    During the intermediate days of Sukkot, one is allowed to pursue normal activity. One is nonetheless supposed to hold and wave the lulav and etrog on a daily basis, eat one’s meals in the sukkah, and continue to dwell in the sukkah for the remainder of the holiday.

  • Simchat Torah

    Simchat Torah, a celebration of the conclusion of one and the beginning of another annual cycle of readings from the Torah. 

    Simchat Torah is characterized by joyful dancing with the Torah. The final portion of the Book of Deuteronomy is read in the synagogue followed by the rolling back of the Torah and the beginning of the Book of Genesis is then read. In this manner, the annual cycle of Torah readings continues unbroken.

    Simchat Torah conveys a clear message about the centrality of Torah in Jewish life. It is both a source of Jewish identity and a precious gift from God. Simchat Torah is the day on which the whole community gathers to come into direct contact with the Torah and to express our joy in having received it.

  • Hanukkah

    Hanukkah , or the Festival of Rededication, celebrates the rededication of the Temple in Jerusalem after its defilement by the Syrian Greeks in 164 BCE. Although it is a late addition to the Jewish liturgical calendar, the eight-day festival of Hanukkah has become a beloved and joyous holiday. It is also known as the Festival of Lights and usually takes place in December, at the time of year when the days are shortest in the northern hemisphere.

    In the autumn of 164, Judah and his followers were able to capture the Temple in Jerusalem, which had been turned into a pagan shrine.
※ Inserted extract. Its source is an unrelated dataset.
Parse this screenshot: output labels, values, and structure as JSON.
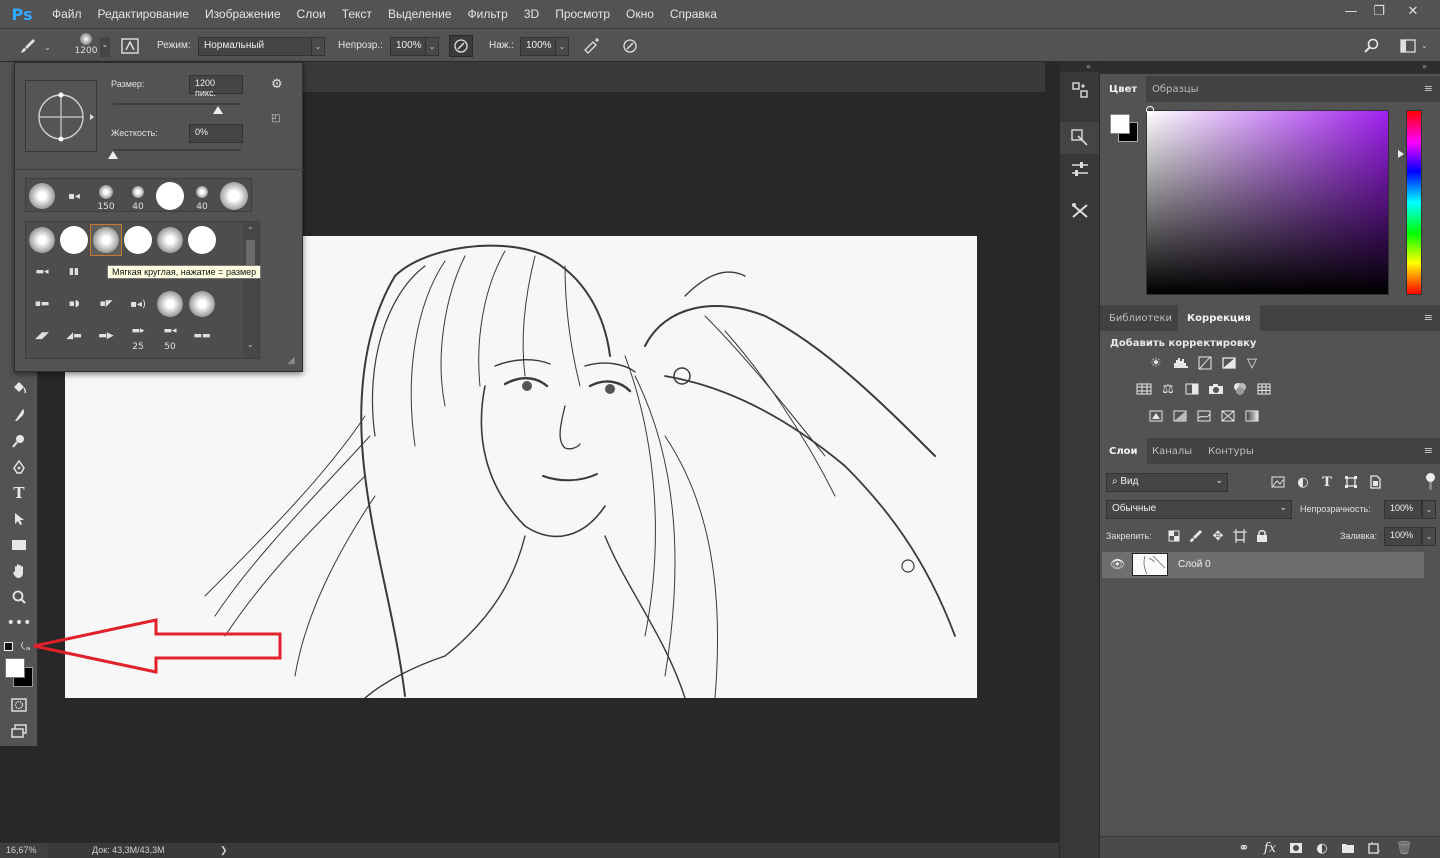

They cleansed it and rededicated it to Israel’s God. This event was observed in an eight-day celebration, which was patterned on Sukkot, the autumn festival of huts. Much later rabbinic tradition ascribes the length of the festival to a miraculous small amount of oil that burned for eight days.

    Much of the activity of Hanukkah takes place at home. Central to the holiday is the lighting of the hanukkiah or menorah, an eight-branched candelabrum to which one candle is added on each night of the holiday until it is ablaze with light on the eighth night. In commemoration of the legendary cruse of oil, it is traditional to eat foods fried in oil. The most familiar Hanukkah foods are the potato pancakes, or latkes, and the Israeli favorite, jelly donuts, or sufganiyot. 
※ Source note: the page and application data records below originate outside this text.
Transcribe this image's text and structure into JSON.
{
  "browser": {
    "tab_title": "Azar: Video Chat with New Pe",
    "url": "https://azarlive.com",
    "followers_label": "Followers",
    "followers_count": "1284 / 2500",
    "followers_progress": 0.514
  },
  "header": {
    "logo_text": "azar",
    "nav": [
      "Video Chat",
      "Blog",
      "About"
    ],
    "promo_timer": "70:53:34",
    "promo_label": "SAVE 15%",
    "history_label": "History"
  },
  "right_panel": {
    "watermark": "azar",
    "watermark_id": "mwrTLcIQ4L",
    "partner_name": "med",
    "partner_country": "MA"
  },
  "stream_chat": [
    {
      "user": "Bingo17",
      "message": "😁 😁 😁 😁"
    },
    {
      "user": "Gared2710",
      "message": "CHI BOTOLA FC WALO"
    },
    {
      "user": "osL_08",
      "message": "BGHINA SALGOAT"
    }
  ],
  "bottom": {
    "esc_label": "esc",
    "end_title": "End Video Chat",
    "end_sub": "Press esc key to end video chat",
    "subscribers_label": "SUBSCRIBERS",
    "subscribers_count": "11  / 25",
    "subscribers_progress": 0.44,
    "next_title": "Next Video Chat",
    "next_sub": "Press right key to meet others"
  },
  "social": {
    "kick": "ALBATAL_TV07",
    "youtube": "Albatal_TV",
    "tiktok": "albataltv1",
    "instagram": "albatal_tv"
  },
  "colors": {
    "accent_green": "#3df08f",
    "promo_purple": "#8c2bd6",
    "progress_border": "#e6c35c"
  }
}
  • Passover

    Passover, or Pesach in Hebrew, commemorates the Exodus from Egypt. Its name comes from the miracle in which God “passed over” the houses of the Israelites during the tenth plague. Centered on the family or communal celebration of the seder (ritual meal), Passover is one of the most beloved of all Jewish holidays.

    In anticipation of Passover, it is traditional to engage in a thorough spring cleaning. During the holiday, the food reflects the major theme of Passover and is intended to help Jews relive God’s great redemptive act, albeit in a vicarious manner. Because the Israelites had no time to let their bread rise as they hurriedly left Egypt, Jewish law forbids eating (or even possessing) any food that contains leavened grains.Therefore, a major part of the preparations for Passover consists of removing all traces of leavened foods from the home and replacing them with unleavened foods. This necessitates both a massive cleanup and the replacement of one’s ordinary dishes with special Passover ones. It also requires a shopping expedition to stock the kitchen with special kosher-for-Passover foods.

    The central ritual of Passover is the seder, a carefully choreographed ritual meal that typically takes place in the home. A number of symbolic foods are laid out on the table, of which the most important is the matzah, the unleavened “bread of affliction.” The seder follows a script laid out in the Haggadah, a book that tells the story of the redemption from Egypt. Although the Haggadah is a traditional text, many people add to it and revise it in accord with their theology and understanding of God’s redemptive actions in the world.